It’s no secret that Evite partners with tons of iconic artists and brands—including Disney, Larsen McDowell and Amber Vittoria—but we’re also proud to say we have truly incredible in-house artists creating some of our most-loved invitations. Meet Susan J. Park, Katie Kwak and Elizabeth, our fantastically talented trio of invitation designers, and learn more about their work, how they got started in design and what inspires them!
Susan: I've always had a strong inclination toward drawing ever since I was a kid, and I was mostly influenced by film, music and animation. I spent so much of my free time drawing growing up that it was hard for me to envision a future that didn't involve art in some way.
Katie: I’ve always been interested in arts and crafts and have been drawing ever since I could remember! Growing up, my parents were always supportive of my interest in art and took me to different after-school art classes which definitely helped with my technical skills and just fueled my passion for it even more.
Elizabeth: I honestly don’t remember a time in my life when I did not think I would become an artist/designer.
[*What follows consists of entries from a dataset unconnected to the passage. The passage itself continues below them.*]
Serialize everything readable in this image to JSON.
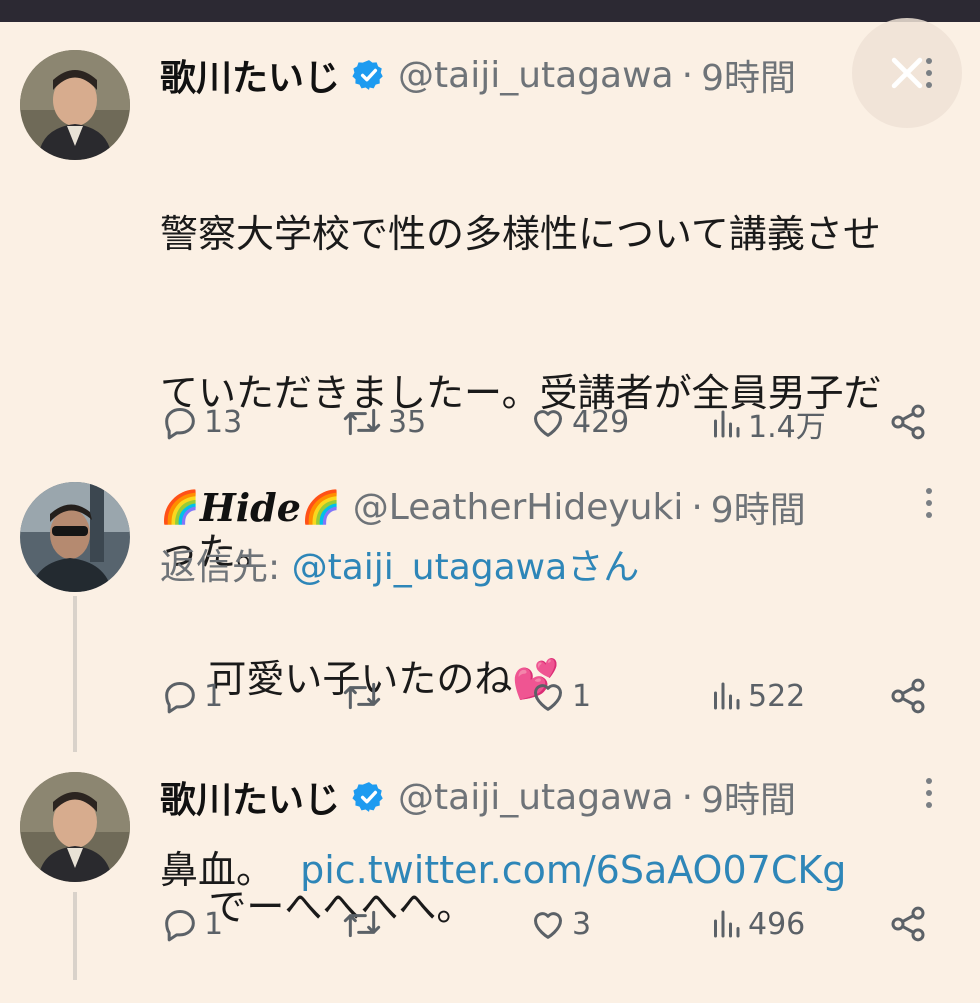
{
  "colors": {
    "background": "#fbf0e4",
    "link": "#2e86b8",
    "muted": "#6e7378",
    "verified": "#1d9bf0"
  },
  "tweets": [
    {
      "name": "歌川たいじ",
      "verified": true,
      "handle": "@taiji_utagawa",
      "separator": "·",
      "time": "9時間",
      "text_lines": [
        "警察大学校で性の多様性について講義させ",
        "ていただきましたー。受講者が全員男子だ",
        "った。"
      ],
      "text_last": "鼻血。",
      "link": "pic.twitter.com/6SaAO07CKg",
      "stats": {
        "replies": "13",
        "retweets": "35",
        "likes": "429",
        "views": "1.4万"
      }
    },
    {
      "name": "Hide",
      "name_prefix_emoji": "🌈",
      "name_suffix_emoji": "🌈",
      "handle": "@LeatherHideyuki",
      "separator": "·",
      "time": "9時間",
      "reply_to_label": "返信先:",
      "reply_to_handle": "@taiji_utagawa",
      "reply_to_suffix": "さん",
      "text": "可愛い子いたのね",
      "text_emoji": "💕",
      "stats": {
        "replies": "1",
        "retweets": "",
        "likes": "1",
        "views": "522"
      }
    },
    {
      "name": "歌川たいじ",
      "verified": true,
      "handle": "@taiji_utagawa",
      "separator": "·",
      "time": "9時間",
      "text": "でーへへへへ。",
      "stats": {
        "replies": "1",
        "retweets": "",
        "likes": "3",
        "views": "496"
      }
    }
  ],
  "icons": [
    "close-icon",
    "verified-badge-icon",
    "more-icon",
    "reply-icon",
    "retweet-icon",
    "like-icon",
    "views-icon",
    "share-icon"
  ]
}
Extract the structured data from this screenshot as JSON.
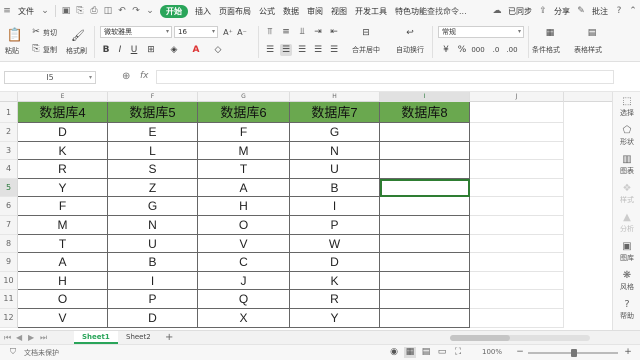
{
  "menu": {
    "file": "文件",
    "tabs": [
      "开始",
      "插入",
      "页面布局",
      "公式",
      "数据",
      "审阅",
      "视图",
      "开发工具",
      "特色功能"
    ],
    "active_tab": "开始",
    "search": "查找命令...",
    "cloud": "已同步",
    "share": "分享",
    "comment": "批注"
  },
  "ribbon": {
    "paste": "粘贴",
    "cut": "剪切",
    "copy": "复制",
    "format_painter": "格式刷",
    "font_name": "微软雅黑",
    "font_size": "16",
    "bold": "B",
    "italic": "I",
    "underline": "U",
    "merge_center": "合并居中",
    "auto_wrap": "自动换行",
    "number_format": "常规",
    "cond_format": "条件格式",
    "table_style": "表格样式"
  },
  "formula_bar": {
    "name_box": "I5",
    "fx": "fx",
    "content": ""
  },
  "grid": {
    "columns": [
      "E",
      "F",
      "G",
      "H",
      "I",
      "J"
    ],
    "active_column": "I",
    "rows": [
      "1",
      "2",
      "3",
      "4",
      "5",
      "6",
      "7",
      "8",
      "9",
      "10",
      "11",
      "12"
    ],
    "active_row": "5",
    "headers": [
      "数据库4",
      "数据库5",
      "数据库6",
      "数据库7",
      "数据库8"
    ],
    "data": [
      [
        "D",
        "E",
        "F",
        "G",
        ""
      ],
      [
        "K",
        "L",
        "M",
        "N",
        ""
      ],
      [
        "R",
        "S",
        "T",
        "U",
        ""
      ],
      [
        "Y",
        "Z",
        "A",
        "B",
        ""
      ],
      [
        "F",
        "G",
        "H",
        "I",
        ""
      ],
      [
        "M",
        "N",
        "O",
        "P",
        ""
      ],
      [
        "T",
        "U",
        "V",
        "W",
        ""
      ],
      [
        "A",
        "B",
        "C",
        "D",
        ""
      ],
      [
        "H",
        "I",
        "J",
        "K",
        ""
      ],
      [
        "O",
        "P",
        "Q",
        "R",
        ""
      ],
      [
        "V",
        "D",
        "X",
        "Y",
        ""
      ]
    ],
    "selected_cell": "I5",
    "header_color": "#6aa84f"
  },
  "rail": [
    "选择",
    "形状",
    "图表",
    "样式",
    "分析",
    "图库",
    "风格",
    "帮助"
  ],
  "sheets": {
    "tabs": [
      "Sheet1",
      "Sheet2"
    ],
    "active": "Sheet1",
    "add": "+"
  },
  "status": {
    "protection": "文档未保护",
    "zoom": "100%"
  },
  "colors": {
    "accent": "#2aa55a",
    "selection": "#2e7d32"
  }
}
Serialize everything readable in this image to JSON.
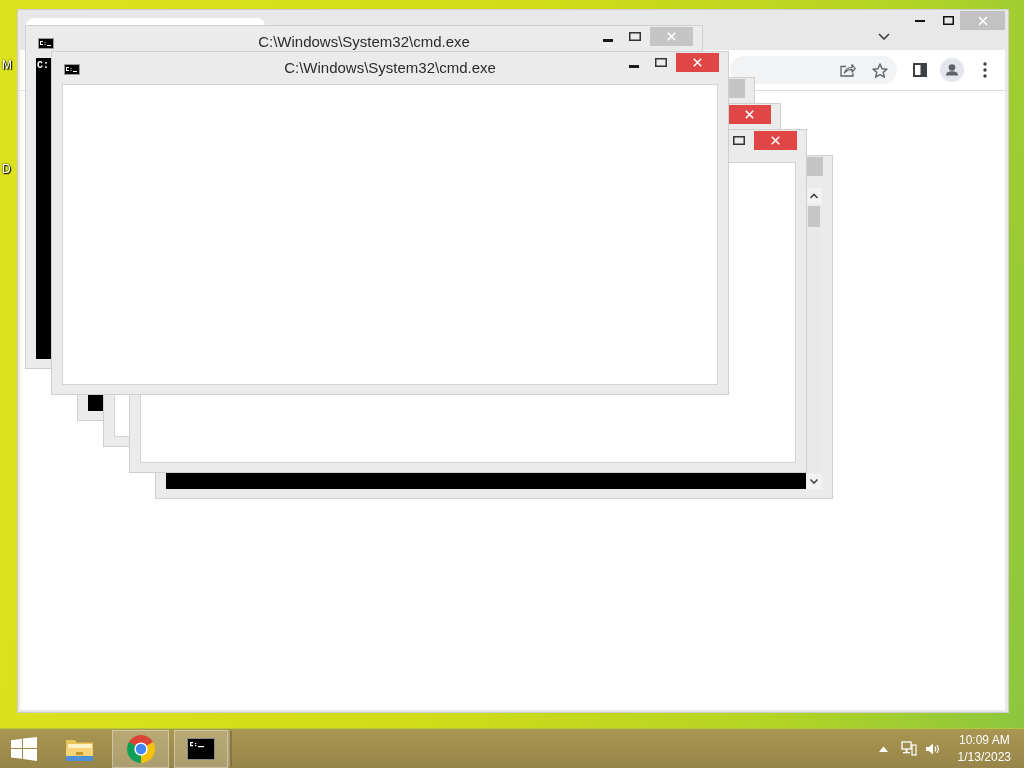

One thing I love about art/design is that it’s a form of expression. Growing up, I was a closed book and it was hard for me to convey my true thoughts and feelings to others. I believe graphic design is my form of communication. I love that I get to tell stories and connect with others through my designs.
Some of Susan’s Evites
Susan: Playful, vibrant, bold
Katie: Nostalgic, playful, simple
Elizabeth: Minimalistic, dainty, modern
Susan: The ultra-fabulous amazing design team, of course. There's a ton of collaboration through feedback and ideas within the team which is so valuable to have. In terms of specific artists, Yoshitomo Nara inspired me ever since I was in high school. Many of his works evoke a sense of rebellion and mischief which I related to a lot as a teenager. These days I'm inspired by unique artists that I come across online and it'd be impossible to list them all. But I especially love to look for art involving different disciplines and mediums. I follow a variety of printmakers, ceramic artists, embroidery artists, surface designers and so on that inform my own work. I think it's refreshing to look at art that isn't immediately related to digital design.
Katie: I know this is as cliche as it gets, but Monet has always been a reference for me for the colors he uses as well as the softness he is able to execute with his brushstrokes. I also really admire Dick Bruna’s simple illustrations and his skill in removing all unnecessary details from his storytelling. As for more contemporary artists, Kim Sujin is an illustrator whose work always inspires me in the way she humorously pairs small words and phrases with her rough line drawings.
Elizabeth: Jessica Walsh. I’m really drawn to her because her style is very different from mine. Her style is very bold and it pushes/inspires me to challenge myself to get out of my comfort zone. Also, Henn Kim. I love that she creates art that expresses feelings that a lot of her audience can relate to. She inspires me to be more raw and honest in my designs.
Some of Katie’s Evites
Susan: I love that I'm encouraged to explore and experiment with different techniques. People host all kinds of events that call for a variety of stylistic approaches—some are casual, while others can be more formal, so it's rewarding to create a design that really fits the theme of a specific party. Recently, the team designed invitations with a more Gen Z appeal which were super fun to do.
Katie: I feel really lucky to have this job here as an illustrator because illustrator jobs like this are a little niche and uncommon. My favorite thing about working here is just the opportunity to experiment and explore different styles, subject matter, color palettes, mediums, etc! I’ve definitely learned so much from just being here and having the chance to work on so many different projects, even if they aren’t a part of invitation design.
Elizabeth: The creative freedom that we have in creating our invitation designs.
Susan: Prioritize a healthy work-life balance. The time you spend gathering inspiration and replenishing your energy is as important as the time you spend outputting your art. If you're ever in a creative slump, I recommend connecting with artists in your local communities. Meeting other artists, especially in person, can be energizing and motivating.
Katie:I would just say to take every chance to try new things and learn different skills because even if it’s something you wouldn’t personally make for your own portfolio, everything is a learning experience! Just from trying to figure out how to execute particular designs, I’ve learned skills that I know I will use and benefit from in the future with different projects in my career.
Elizabeth: Continue to learn. Art is ever-changing and there are always new trends and tricks out there. Don’t be afraid to get out of your comfort zone! Keep an open mind, experiment and continue to be curious!
Some of Elizabeth’s Evites